(Component data from apps and pages)
########################################
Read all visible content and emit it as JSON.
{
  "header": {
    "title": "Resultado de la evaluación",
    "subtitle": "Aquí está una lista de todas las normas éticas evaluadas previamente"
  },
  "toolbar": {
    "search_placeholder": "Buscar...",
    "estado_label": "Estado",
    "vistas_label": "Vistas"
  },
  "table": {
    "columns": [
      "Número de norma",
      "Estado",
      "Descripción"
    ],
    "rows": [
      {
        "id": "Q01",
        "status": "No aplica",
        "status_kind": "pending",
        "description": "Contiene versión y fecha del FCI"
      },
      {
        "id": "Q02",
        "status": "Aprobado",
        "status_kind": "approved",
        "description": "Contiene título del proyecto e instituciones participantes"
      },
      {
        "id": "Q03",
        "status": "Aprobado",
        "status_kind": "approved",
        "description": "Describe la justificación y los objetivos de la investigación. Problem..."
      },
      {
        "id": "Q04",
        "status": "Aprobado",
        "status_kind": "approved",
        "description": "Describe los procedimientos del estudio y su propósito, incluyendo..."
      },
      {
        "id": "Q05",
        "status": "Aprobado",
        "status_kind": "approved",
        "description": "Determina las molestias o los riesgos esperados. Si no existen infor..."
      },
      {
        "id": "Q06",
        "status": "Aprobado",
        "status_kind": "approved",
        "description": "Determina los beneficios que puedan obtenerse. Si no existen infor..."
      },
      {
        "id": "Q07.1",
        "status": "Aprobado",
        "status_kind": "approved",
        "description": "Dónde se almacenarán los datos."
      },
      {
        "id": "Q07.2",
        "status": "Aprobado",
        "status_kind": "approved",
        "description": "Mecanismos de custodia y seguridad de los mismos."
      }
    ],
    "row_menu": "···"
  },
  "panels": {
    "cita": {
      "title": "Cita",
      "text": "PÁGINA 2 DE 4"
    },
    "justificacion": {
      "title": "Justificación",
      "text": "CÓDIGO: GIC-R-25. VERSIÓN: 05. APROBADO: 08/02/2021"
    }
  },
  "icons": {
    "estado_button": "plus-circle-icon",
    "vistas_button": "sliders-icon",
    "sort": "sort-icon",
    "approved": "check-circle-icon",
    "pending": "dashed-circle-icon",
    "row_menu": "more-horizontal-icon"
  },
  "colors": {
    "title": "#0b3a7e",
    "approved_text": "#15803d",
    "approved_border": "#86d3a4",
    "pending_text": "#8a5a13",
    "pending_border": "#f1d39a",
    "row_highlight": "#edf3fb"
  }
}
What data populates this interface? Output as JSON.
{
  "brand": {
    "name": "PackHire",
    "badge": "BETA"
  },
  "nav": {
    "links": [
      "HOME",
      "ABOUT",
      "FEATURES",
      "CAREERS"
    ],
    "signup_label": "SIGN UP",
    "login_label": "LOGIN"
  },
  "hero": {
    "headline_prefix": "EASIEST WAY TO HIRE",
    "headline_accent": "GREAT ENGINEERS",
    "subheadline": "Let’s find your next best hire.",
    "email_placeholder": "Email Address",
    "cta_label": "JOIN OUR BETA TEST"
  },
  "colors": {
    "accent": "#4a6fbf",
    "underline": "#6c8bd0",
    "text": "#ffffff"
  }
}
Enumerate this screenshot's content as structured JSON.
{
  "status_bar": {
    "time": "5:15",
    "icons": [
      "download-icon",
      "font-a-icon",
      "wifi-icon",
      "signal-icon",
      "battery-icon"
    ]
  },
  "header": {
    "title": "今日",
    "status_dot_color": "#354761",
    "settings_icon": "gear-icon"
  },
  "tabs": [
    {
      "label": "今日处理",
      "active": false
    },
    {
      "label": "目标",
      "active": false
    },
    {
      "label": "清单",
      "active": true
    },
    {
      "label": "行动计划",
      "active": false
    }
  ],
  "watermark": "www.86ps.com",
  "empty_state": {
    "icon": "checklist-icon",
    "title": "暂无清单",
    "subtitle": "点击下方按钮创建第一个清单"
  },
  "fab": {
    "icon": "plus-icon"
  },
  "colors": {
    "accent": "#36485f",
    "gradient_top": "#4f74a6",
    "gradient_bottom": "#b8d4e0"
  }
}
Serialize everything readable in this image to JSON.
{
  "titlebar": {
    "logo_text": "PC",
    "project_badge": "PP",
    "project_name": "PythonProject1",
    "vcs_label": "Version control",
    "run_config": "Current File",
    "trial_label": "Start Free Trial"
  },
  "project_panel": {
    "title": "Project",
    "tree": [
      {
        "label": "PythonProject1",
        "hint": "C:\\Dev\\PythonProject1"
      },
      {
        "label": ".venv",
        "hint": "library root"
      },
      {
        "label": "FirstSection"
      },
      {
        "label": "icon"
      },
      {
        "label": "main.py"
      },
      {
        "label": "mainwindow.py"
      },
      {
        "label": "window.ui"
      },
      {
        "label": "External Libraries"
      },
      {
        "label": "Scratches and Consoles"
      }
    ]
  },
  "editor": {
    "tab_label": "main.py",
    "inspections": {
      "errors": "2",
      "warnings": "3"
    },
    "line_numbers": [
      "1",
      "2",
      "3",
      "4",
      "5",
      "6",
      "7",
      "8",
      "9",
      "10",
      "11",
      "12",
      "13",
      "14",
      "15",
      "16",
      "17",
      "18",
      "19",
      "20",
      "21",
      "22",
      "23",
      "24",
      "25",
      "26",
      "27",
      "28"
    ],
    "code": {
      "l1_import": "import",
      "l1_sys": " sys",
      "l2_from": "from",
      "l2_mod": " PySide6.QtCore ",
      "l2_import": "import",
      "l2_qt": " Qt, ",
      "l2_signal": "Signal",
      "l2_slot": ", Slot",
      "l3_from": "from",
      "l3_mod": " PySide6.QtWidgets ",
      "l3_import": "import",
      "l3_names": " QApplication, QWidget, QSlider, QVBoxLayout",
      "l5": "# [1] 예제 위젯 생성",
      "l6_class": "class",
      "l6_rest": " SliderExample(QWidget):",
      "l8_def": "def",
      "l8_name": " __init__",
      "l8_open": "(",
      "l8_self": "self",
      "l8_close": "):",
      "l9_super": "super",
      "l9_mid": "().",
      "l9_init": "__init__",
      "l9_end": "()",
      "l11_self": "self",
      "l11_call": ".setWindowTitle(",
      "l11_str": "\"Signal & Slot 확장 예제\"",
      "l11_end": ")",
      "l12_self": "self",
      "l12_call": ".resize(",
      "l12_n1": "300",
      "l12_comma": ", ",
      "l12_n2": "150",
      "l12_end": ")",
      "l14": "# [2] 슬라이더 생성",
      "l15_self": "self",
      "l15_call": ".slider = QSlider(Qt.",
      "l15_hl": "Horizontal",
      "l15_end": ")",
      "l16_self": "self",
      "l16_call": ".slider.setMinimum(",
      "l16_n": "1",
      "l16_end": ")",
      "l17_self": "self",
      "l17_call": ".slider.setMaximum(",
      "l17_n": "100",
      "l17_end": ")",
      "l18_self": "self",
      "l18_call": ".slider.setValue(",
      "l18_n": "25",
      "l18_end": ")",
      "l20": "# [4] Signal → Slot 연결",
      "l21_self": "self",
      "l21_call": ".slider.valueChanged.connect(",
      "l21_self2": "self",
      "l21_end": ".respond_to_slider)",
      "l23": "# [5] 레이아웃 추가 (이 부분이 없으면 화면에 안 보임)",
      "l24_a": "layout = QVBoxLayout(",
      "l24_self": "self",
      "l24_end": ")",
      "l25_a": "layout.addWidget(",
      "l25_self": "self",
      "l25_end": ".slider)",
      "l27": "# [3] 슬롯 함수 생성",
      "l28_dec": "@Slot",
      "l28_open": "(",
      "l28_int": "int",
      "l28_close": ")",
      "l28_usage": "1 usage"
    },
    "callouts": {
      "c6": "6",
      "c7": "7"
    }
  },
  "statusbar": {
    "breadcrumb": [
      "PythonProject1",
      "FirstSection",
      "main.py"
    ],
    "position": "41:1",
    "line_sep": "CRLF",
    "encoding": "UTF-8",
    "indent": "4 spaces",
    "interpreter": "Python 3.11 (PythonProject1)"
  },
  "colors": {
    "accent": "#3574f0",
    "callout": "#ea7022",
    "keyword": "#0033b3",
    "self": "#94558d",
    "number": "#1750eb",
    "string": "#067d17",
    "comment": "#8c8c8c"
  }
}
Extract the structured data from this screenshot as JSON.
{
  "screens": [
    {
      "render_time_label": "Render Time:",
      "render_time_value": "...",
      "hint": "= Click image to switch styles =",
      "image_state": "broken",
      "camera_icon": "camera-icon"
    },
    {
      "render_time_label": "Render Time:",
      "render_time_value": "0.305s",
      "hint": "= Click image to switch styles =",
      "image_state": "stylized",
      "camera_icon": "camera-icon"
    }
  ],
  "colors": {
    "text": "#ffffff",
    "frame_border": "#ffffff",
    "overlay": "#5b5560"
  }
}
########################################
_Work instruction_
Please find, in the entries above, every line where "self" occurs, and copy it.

_Answer section_
      "l8_self": "self",
      "l11_self": "self",
      "l12_self": "self",
      "l15_self": "self",
      "l16_self": "self",
      "l17_self": "self",
      "l18_self": "self",
      "l21_self": "self",
      "l21_self2": "self",
      "l24_self": "self",
      "l25_self": "self",
    "self": "#94558d",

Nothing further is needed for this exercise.